The entries that follow should be duplicated in full, without a single alteration.

Data under study below:

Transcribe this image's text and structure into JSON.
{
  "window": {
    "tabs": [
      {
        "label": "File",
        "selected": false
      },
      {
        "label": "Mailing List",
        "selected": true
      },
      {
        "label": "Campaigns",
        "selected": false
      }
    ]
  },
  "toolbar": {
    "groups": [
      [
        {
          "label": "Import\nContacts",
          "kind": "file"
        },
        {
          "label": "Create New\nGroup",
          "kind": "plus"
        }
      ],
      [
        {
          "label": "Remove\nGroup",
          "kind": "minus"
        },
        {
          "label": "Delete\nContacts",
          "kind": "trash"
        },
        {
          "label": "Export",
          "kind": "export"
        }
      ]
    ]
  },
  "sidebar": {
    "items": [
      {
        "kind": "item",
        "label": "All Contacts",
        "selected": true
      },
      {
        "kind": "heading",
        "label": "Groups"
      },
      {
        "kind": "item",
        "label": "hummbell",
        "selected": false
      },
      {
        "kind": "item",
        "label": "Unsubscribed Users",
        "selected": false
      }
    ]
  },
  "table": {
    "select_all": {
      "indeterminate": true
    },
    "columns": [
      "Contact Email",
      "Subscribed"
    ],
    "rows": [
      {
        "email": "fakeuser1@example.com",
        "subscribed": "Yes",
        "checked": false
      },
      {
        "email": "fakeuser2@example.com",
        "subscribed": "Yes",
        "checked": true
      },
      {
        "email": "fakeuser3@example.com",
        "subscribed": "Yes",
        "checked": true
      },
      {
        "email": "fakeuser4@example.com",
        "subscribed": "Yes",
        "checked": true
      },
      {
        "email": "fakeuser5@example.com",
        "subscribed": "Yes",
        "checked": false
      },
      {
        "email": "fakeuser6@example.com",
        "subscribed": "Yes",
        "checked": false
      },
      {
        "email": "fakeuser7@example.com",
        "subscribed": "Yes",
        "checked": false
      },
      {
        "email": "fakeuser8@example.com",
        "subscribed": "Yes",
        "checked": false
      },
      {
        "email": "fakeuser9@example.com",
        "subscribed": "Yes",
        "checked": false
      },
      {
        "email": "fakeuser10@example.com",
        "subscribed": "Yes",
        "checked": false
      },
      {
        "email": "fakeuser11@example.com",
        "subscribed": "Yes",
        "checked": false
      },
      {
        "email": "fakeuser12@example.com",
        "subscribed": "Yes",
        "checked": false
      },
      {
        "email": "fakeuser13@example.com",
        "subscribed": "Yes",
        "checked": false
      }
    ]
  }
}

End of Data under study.

Written response:
Transcribe this image's text and structure into JSON.
{
  "window": {
    "tabs": [
      {
        "label": "File",
        "selected": false
      },
      {
        "label": "Mailing List",
        "selected": true
      },
      {
        "label": "Campaigns",
        "selected": false
      }
    ]
  },
  "toolbar": {
    "groups": [
      [
        {
          "label": "Import\nContacts",
          "kind": "file"
        },
        {
          "label": "Create New\nGroup",
          "kind": "plus"
        }
      ],
      [
        {
          "label": "Remove\nGroup",
          "kind": "minus"
        },
        {
          "label": "Delete\nContacts",
          "kind": "trash"
        },
        {
          "label": "Export",
          "kind": "export"
        }
      ]
    ]
  },
  "sidebar": {
    "items": [
      {
        "kind": "item",
        "label": "All Contacts",
        "selected": true
      },
      {
        "kind": "heading",
        "label": "Groups"
      },
      {
        "kind": "item",
        "label": "hummbell",
        "selected": false
      },
      {
        "kind": "item",
        "label": "Unsubscribed Users",
        "selected": false
      }
    ]
  },
  "table": {
    "select_all": {
      "indeterminate": true
    },
    "columns": [
      "Contact Email",
      "Subscribed"
    ],
    "rows": [
      {
        "email": "fakeuser1@example.com",
        "subscribed": "Yes",
        "checked": false
      },
      {
        "email": "fakeuser2@example.com",
        "subscribed": "Yes",
        "checked": true
      },
      {
        "email": "fakeuser3@example.com",
        "subscribed": "Yes",
        "checked": true
      },
      {
        "email": "fakeuser4@example.com",
        "subscribed": "Yes",
        "checked": true
      },
      {
        "email": "fakeuser5@example.com",
        "subscribed": "Yes",
        "checked": false
      },
      {
        "email": "fakeuser6@example.com",
        "subscribed": "Yes",
        "checked": false
      },
      {
        "email": "fakeuser7@example.com",
        "subscribed": "Yes",
        "checked": false
      },
      {
        "email": "fakeuser8@example.com",
        "subscribed": "Yes",
        "checked": false
      },
      {
        "email": "fakeuser9@example.com",
        "subscribed": "Yes",
        "checked": false
      },
      {
        "email": "fakeuser10@example.com",
        "subscribed": "Yes",
        "checked": false
      },
      {
        "email": "fakeuser11@example.com",
        "subscribed": "Yes",
        "checked": false
      },
      {
        "email": "fakeuser12@example.com",
        "subscribed": "Yes",
        "checked": false
      },
      {
        "email": "fakeuser13@example.com",
        "subscribed": "Yes",
        "checked": false
      }
    ]
  }
}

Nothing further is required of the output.